Aged Manhattans at Sea, and the Joys of Barrel Aging Cocktails in Boats

It’s a sunny summer day, and I’m sitting with wine and cheese educator Wendy Crispell on a bench in a patch of shade by Chelsea Piers. In an hour, we’re going to board the Yacht Manhattan, a gorgeous, buff-hulled 80-foot, twenties-style boat with teak decks and mahogany trim where Crispell will be leading a guided wine and cheese tasting as we sail around the city at sunset. (Not a terrible way to spend a summer evening.) 

On board, we’ll taste wines from Hungary, the Czech Republic, Turkey, and Slovenia paired with creative cheeses dreamed up by Crispell. But now we’re sipping a strong, smooth cocktail from the little plastic cocktail glasses Crispell has pulled out of her purse. She unscrews a jar of Luxardo cherries, skewers one with a toothpick, and presents me with her signature Manhattan. Invented sometime in the late 18th century, the Manhattan rivals the martini in terms of punchy flavor, smooth delivery, and lore. It’s a cocktail heavyweight. 

“The yacht is named the Manhattan, and we sail around Manhattan,” said Crispell. “It just made sense that we had to have a really great Manhattan.” A great Manhattan indeed, this one is made with small-batch rye from Dad’s Hat in Pennsylvania, Antica Formula Vermouth, and Crispell’s own signature homemade bitters. It’s warming and silky, and the cherry adds just a subtle touch of sweetness. It’s the perfect accompaniment for a warm Manhattan evening. 

But the not-so-secret magic ingredient is time and motion. As wine lovers know, wood and time transform familiar flavors into something totally new. The same alchemy applies to cocktails, too. Barrel-aging rounds out flavors, blends them together, and creates a new dimension of personality and depth. The barrels themselves impart flavors of wood and char, depending on their composition and age. 

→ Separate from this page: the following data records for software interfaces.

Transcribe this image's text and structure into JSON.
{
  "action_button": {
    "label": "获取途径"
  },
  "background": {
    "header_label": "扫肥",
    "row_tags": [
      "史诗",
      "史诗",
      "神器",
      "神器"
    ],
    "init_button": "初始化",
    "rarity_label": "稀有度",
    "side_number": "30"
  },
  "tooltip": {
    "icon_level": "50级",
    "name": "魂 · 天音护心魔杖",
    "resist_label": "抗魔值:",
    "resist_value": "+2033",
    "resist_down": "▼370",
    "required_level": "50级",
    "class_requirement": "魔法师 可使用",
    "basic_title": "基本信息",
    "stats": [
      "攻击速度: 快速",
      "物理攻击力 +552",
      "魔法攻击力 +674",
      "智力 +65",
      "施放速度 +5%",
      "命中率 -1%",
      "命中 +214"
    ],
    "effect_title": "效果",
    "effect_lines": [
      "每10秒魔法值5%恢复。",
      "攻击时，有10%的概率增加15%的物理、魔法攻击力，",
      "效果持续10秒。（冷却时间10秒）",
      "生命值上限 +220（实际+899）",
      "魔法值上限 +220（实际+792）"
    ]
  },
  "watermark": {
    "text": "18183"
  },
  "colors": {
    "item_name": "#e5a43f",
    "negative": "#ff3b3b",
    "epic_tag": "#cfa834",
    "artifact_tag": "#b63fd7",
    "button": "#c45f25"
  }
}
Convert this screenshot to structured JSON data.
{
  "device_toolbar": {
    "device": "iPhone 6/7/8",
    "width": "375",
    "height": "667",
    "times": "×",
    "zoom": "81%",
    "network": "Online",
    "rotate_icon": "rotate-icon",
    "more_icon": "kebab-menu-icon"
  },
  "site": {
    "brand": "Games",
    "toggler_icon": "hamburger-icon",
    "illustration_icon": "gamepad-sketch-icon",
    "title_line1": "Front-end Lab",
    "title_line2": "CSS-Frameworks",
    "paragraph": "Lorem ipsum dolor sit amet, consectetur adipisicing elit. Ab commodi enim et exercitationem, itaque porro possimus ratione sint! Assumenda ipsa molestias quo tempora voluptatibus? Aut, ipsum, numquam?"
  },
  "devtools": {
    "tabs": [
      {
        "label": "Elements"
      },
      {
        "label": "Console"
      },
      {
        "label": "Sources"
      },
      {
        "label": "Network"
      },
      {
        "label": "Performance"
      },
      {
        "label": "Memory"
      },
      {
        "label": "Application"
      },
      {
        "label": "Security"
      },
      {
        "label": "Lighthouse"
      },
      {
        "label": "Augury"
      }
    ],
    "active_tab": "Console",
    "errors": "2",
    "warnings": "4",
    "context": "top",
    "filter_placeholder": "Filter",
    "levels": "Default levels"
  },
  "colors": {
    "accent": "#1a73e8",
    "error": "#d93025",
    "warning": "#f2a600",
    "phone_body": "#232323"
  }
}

Then the yacht comes into the equation. Barrel-aging at sea is not a new idea. When boats were the primary method of transport, barrels of spirits would be loaded onto flatboats and transported via waterway to their destination. Some noticed that the beverages improved during the journey, deepening in color and rounding out in flavor. The gentle rocking and the subtle temperature fluctuations turned out to be a boon to the liquor, as did the salty ocean air. Turns out a trip at sea is its own remarkable terroir. 

Crispell ages her Manhattans on the Manhattan for a year, although the cocktails begin to shine after just a few months. The process “adds complexity and creates something unique,” Crispell explains. “They’re so popular, the only problem is finding enough space.” 

Wendy is already at work on a fig and orange-scented Manhattan that will be ready in time for the holidays. She’s also aging a negroni aboard the Manhattan. Head onto the Yacht Manhattan I & II and sail into the sunset with the breeze on your face, the majestic skyline ahead of you, and an aged Manhattan in your hand. It doesn’t get too much better than that. 



Hannah Howard is a writer and food expert who spent her formative years eating, drinking, serving, bartending, cooking on a hot line, flipping giant wheels of cheese, and managing restaurants. She is the author of the memoir Feast: True Love in and Out of the Kitchen. Hannah is a graduate of Columbia University and the Bennington Writing Seminars. She writes for SELF, New York Magazine, and Salon.com, and lives in New York City.